> Record excerpts
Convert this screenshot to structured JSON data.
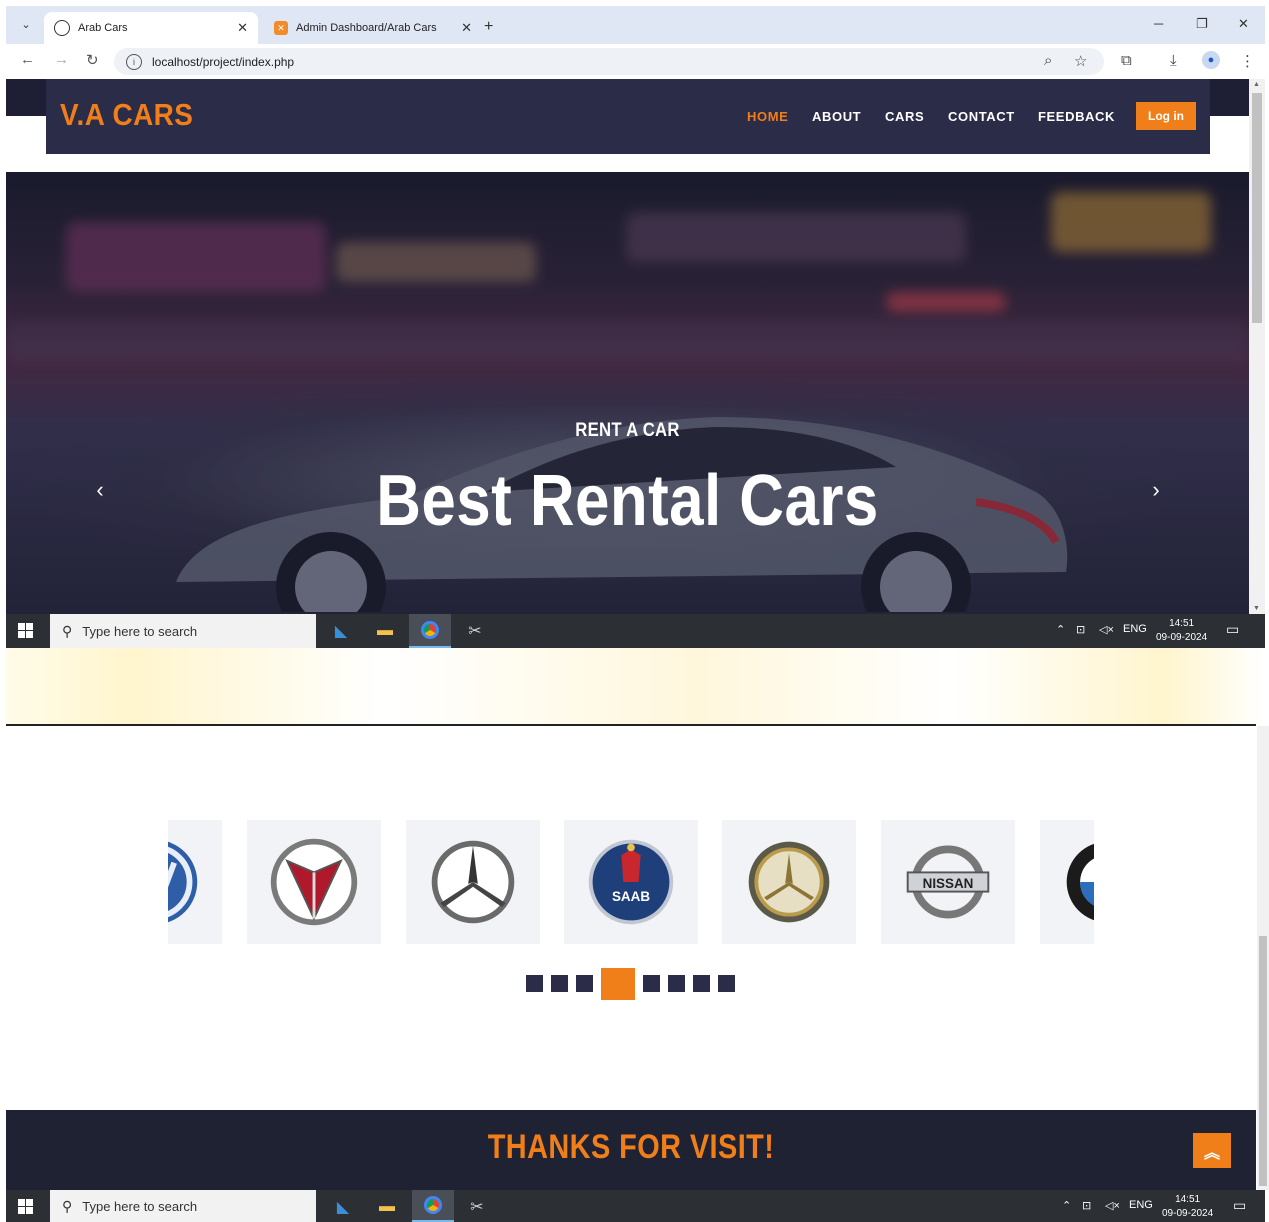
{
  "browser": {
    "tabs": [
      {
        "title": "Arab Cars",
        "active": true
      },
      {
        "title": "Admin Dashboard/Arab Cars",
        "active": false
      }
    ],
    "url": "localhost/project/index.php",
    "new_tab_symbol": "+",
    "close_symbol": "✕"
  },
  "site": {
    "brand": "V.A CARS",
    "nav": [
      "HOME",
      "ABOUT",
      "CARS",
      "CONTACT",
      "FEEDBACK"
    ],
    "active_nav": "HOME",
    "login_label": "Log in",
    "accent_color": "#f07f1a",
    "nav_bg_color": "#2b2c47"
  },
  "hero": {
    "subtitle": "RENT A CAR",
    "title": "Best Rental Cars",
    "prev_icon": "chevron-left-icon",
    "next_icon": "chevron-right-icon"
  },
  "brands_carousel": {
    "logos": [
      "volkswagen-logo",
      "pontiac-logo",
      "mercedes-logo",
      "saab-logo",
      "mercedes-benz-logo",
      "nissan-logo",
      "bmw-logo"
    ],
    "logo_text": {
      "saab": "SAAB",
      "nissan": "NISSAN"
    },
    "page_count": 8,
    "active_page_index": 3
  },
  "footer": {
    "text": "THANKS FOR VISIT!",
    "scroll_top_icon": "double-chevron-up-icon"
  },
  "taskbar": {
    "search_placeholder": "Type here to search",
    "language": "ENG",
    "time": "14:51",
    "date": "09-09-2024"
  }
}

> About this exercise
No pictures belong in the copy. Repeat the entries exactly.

> Expected output
Convert this screenshot to structured JSON data.
{
  "browser": {
    "tabs": [
      {
        "title": "Arab Cars",
        "active": true
      },
      {
        "title": "Admin Dashboard/Arab Cars",
        "active": false
      }
    ],
    "url": "localhost/project/index.php",
    "new_tab_symbol": "+",
    "close_symbol": "✕"
  },
  "site": {
    "brand": "V.A CARS",
    "nav": [
      "HOME",
      "ABOUT",
      "CARS",
      "CONTACT",
      "FEEDBACK"
    ],
    "active_nav": "HOME",
    "login_label": "Log in",
    "accent_color": "#f07f1a",
    "nav_bg_color": "#2b2c47"
  },
  "hero": {
    "subtitle": "RENT A CAR",
    "title": "Best Rental Cars",
    "prev_icon": "chevron-left-icon",
    "next_icon": "chevron-right-icon"
  },
  "brands_carousel": {
    "logos": [
      "volkswagen-logo",
      "pontiac-logo",
      "mercedes-logo",
      "saab-logo",
      "mercedes-benz-logo",
      "nissan-logo",
      "bmw-logo"
    ],
    "logo_text": {
      "saab": "SAAB",
      "nissan": "NISSAN"
    },
    "page_count": 8,
    "active_page_index": 3
  },
  "footer": {
    "text": "THANKS FOR VISIT!",
    "scroll_top_icon": "double-chevron-up-icon"
  },
  "taskbar": {
    "search_placeholder": "Type here to search",
    "language": "ENG",
    "time": "14:51",
    "date": "09-09-2024"
  }
}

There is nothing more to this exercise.